With all of the fuss this year over whether Black Friday should move up to give shoppers some more time to capitalize on deals, it was surprising to see that Thanksgiving itself was actually moved up for just this purpose.
When I return from the holiday weekend, I’m probably going to glance at a calendar and say to myself, “What the … there’s still that much November left?” Somewhere along the way I had the mistaken assumption that Thanksgiving always fell on that last weekend of the month. Well, that was once the case.
Despite its longstanding association with the Pilgrims, the federal holiday as we know it now is largely a creation of two U.S. presidents: Abraham Lincoln and Franklin Delano Roosevelt. If you really want to be old school you can say you celebrated “Franksgiving” last Thursday and celebrate Thanksgiving this coming Thursday. But good luck getting out of work on that one.
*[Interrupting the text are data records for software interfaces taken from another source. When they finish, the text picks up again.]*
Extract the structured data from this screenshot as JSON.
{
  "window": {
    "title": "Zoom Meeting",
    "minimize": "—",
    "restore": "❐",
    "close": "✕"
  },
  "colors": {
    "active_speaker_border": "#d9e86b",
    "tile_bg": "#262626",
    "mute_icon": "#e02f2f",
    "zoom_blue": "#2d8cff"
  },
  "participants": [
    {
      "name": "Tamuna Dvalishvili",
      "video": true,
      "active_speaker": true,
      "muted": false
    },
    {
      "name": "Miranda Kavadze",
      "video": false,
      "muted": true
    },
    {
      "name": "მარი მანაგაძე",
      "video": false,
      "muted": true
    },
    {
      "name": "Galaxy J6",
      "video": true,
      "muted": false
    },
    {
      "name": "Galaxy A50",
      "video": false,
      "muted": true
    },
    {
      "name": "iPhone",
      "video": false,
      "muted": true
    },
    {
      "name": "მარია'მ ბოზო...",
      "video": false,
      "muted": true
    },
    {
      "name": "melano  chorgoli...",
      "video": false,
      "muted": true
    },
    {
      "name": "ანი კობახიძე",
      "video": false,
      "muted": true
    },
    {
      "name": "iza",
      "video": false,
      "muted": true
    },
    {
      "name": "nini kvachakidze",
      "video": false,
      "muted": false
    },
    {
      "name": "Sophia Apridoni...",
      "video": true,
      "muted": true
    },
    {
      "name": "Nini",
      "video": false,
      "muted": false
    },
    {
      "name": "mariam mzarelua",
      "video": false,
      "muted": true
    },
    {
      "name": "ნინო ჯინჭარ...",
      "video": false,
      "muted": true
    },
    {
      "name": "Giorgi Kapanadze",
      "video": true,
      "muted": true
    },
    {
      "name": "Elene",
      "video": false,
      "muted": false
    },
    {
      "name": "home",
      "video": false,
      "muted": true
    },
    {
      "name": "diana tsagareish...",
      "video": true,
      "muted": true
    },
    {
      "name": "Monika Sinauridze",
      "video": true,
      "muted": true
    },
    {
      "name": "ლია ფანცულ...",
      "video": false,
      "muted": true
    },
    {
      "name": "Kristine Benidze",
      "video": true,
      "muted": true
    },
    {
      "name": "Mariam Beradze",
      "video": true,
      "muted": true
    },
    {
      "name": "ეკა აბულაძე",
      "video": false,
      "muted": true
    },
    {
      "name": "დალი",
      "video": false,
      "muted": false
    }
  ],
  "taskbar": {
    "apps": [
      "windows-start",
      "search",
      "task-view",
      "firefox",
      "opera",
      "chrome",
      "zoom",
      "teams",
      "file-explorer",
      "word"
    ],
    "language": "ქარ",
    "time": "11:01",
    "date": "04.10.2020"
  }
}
Presidents typically made Thanksgiving proclamations from Lincoln's time on, though Lincoln and Roosevelt arguably made their own proclamations during the most forbidding times in the country. In 1863, in the midst of the Civil War, Lincoln started the modern Thanksgiving tradition by declaring the last Thursday of November to be a national holiday. This celebration went on uninterrupted each year until 1939, when FDR presided over a country slowly rebuilding from economic collapse and Europe was once again at war only 20 years after the peace that formally ended the "War to End All Wars."
It was the economic situation that led to the first shift in how we celebrate Thanksgiving. With the holiday set to fall on Nov. 30, businesses realized that there wouldn’t be much time to capitalize on the Christmas season. People started shopping on Black Friday back then as well, and a Thanksgiving on the last day of the month meant that already hurting stores would miss out on a week of holiday business.
The solution the retailers put forth? Bump Thanksgiving up a week. They had presented FDR with a similar idea in 1933 but turned it down. In 1939, he changed his mind; Thanksgiving, he proclaimed, would be held on Nov. 23 that year.
Not surprisingly, the departure from a 75-year tradition caused some consternation. Calendars were now inaccurate, football games were suddenly marooned in a non-holiday week, family vacation plans were disrupted. Thomas Taggart, the mayor of Atlantic City, was so annoyed by the change that he derisively dubbed the Nov. 23 observance “Franksgiving.”
Confusing things even more was the fact that some states refused to go along with the change, meaning it could be quite difficult or impossible to get together with your family if people lived in states with different observances. In the end, 23 states went along with FDR’s change and 23 refused. Two, Colorado and Texas, decided that two Thanksgivings sounded like fun and had holidays on both Thursdays.
The whole mess resurfaced in November of 1940. Apparently the extra week of business had worked out pretty well, because FDR once again declared Thanksgiving to be on the fourth Thursday rather than the fifth. And once again, several states—17 to be exact—refused to honor the change.
The House sought to end the confusion in October of 1941 by passing a resolution returning Thanksgiving to the Lincoln observance of the last week. The Senate amended it to be on the fourth week, which would put the holiday in the last week of November most years but occasionally grant a bonus week to businesses in years when the month has a fifth Thursday. The House agreed to the amendment, and FDR signed their joint resolution on Dec. 26, 1941.
There's something about the whole scenario that represents both a snapshot of innocence and the determination to keep up some normalcy even in the face of immense challenges. Lincoln started the Thanksgiving holiday when half of the nation didn't recognize federal authority. The Thanksgiving in 1941 took place not long before the attack on Pearl Harbor and the subsequent U.S. entry into World War II. On the same day that Roosevelt signed the resolution that still directs Thanksgiving observances today, British Prime Minister Winston Churchill addressed both chambers of Congress in a stirring speech about the common cause and friendship of the British and American peoples.
Assuming you haven’t been going through leftovers non-stop since last week, you probably have enough to get a meal together for Thursday. Whether you call it Lincoln Thanksgiving or Second Thanksgiving, you can try for another feast and reflect on one of the oddities of American history.